*** Data extract ***

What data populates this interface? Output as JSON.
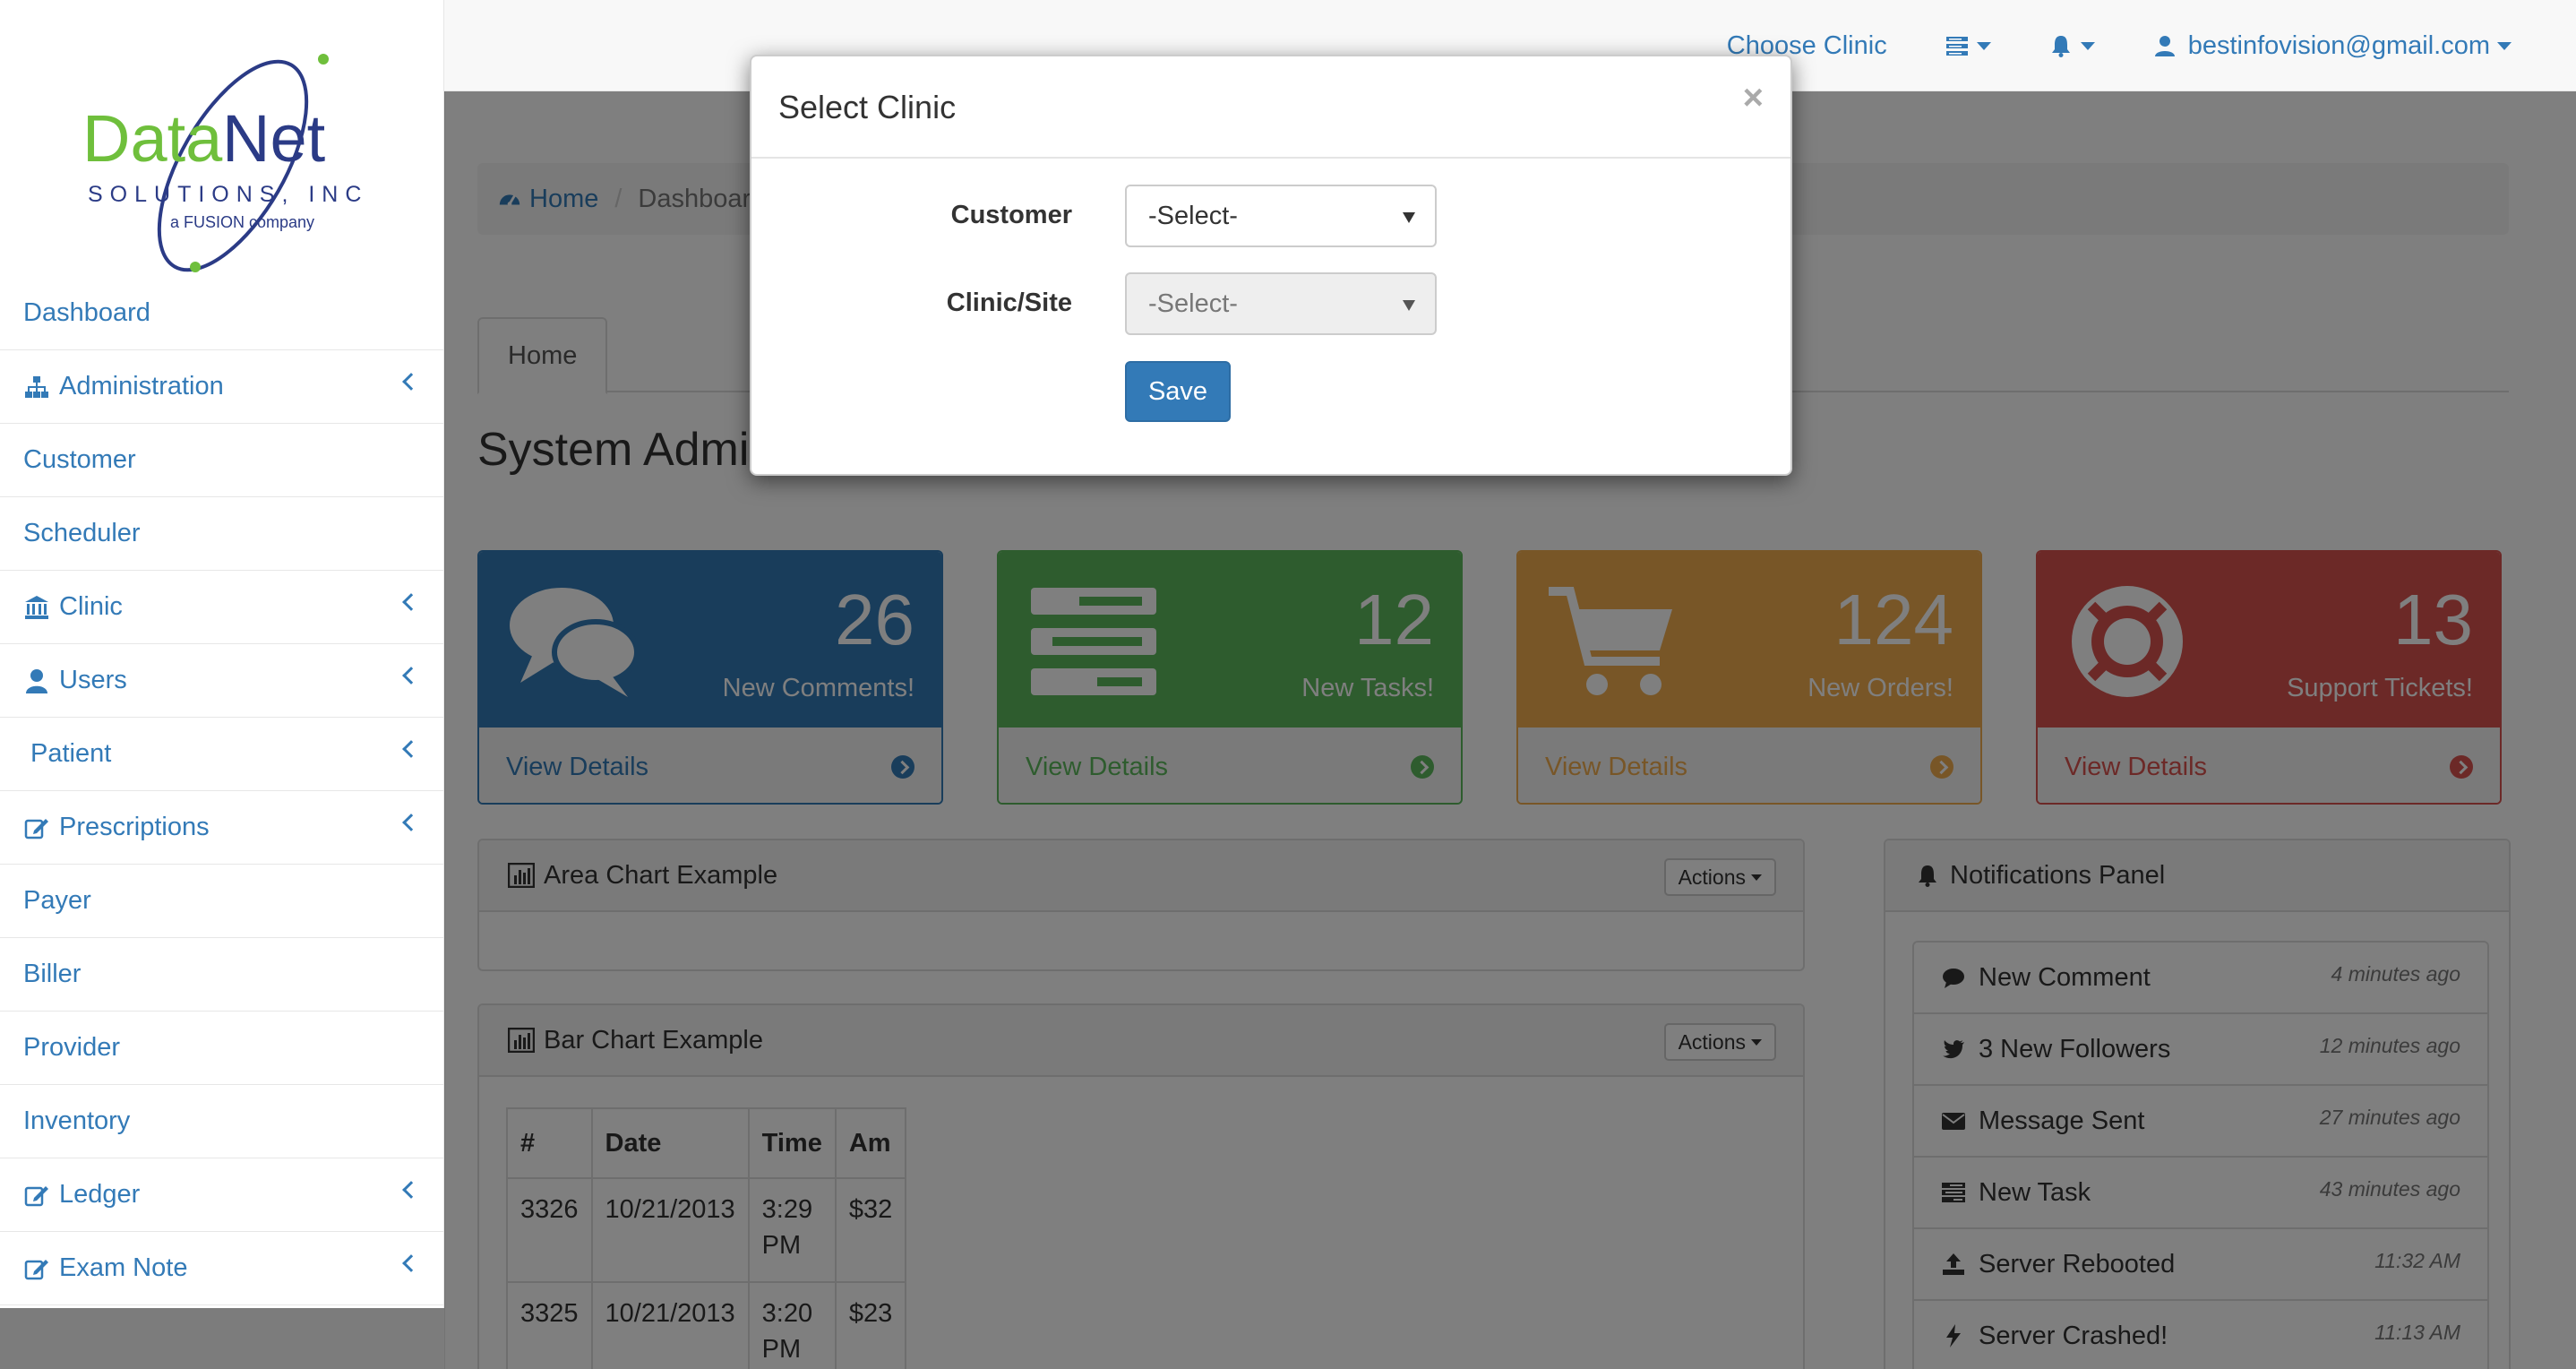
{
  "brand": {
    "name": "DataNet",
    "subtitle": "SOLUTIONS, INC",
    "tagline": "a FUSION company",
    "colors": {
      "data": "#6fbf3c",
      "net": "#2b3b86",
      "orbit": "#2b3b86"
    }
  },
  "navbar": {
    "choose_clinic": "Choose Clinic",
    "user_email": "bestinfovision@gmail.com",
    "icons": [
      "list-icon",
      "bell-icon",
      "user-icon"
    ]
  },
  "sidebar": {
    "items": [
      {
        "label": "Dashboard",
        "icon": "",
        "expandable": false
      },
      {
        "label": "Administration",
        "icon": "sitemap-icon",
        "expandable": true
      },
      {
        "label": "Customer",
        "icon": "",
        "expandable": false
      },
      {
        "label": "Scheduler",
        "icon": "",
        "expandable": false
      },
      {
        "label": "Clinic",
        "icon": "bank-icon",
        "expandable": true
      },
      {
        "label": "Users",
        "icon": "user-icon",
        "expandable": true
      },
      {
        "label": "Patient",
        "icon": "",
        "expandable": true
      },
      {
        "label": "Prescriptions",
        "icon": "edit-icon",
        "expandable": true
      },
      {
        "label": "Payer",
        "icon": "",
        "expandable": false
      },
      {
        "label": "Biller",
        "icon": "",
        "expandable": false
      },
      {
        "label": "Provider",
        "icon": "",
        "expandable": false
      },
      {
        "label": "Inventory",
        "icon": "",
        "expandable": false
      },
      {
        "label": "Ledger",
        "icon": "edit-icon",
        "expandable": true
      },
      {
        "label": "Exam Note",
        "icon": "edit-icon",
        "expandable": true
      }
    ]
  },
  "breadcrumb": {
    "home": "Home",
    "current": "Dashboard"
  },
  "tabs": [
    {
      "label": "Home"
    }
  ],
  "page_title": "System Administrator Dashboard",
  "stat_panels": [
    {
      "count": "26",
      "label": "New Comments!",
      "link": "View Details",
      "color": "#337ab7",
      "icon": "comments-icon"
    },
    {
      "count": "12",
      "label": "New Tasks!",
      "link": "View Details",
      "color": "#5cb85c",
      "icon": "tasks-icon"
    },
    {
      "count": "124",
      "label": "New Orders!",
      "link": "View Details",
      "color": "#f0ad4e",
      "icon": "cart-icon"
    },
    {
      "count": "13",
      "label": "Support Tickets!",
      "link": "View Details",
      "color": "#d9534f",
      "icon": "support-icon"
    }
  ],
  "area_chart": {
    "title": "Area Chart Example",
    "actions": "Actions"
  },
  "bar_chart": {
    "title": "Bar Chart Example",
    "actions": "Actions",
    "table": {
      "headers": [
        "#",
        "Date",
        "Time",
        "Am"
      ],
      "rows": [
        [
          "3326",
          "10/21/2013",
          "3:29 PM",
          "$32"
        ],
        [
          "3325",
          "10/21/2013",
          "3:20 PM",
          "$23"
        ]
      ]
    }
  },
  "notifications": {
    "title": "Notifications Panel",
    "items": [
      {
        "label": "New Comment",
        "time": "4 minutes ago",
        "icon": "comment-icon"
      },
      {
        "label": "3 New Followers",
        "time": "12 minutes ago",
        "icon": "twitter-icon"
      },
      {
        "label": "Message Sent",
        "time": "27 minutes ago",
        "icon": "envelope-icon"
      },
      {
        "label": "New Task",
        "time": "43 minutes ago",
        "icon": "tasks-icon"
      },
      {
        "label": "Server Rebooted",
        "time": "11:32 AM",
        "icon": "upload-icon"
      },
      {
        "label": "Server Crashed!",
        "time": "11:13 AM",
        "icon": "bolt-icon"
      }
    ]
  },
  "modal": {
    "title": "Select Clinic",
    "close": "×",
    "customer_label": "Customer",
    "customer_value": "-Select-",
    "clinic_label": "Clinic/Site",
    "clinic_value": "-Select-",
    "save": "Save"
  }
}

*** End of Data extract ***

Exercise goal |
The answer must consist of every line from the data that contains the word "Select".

Answer |
    "title": "Select Clinic",
    "customer_value": "-Select-",
    "clinic_value": "-Select-",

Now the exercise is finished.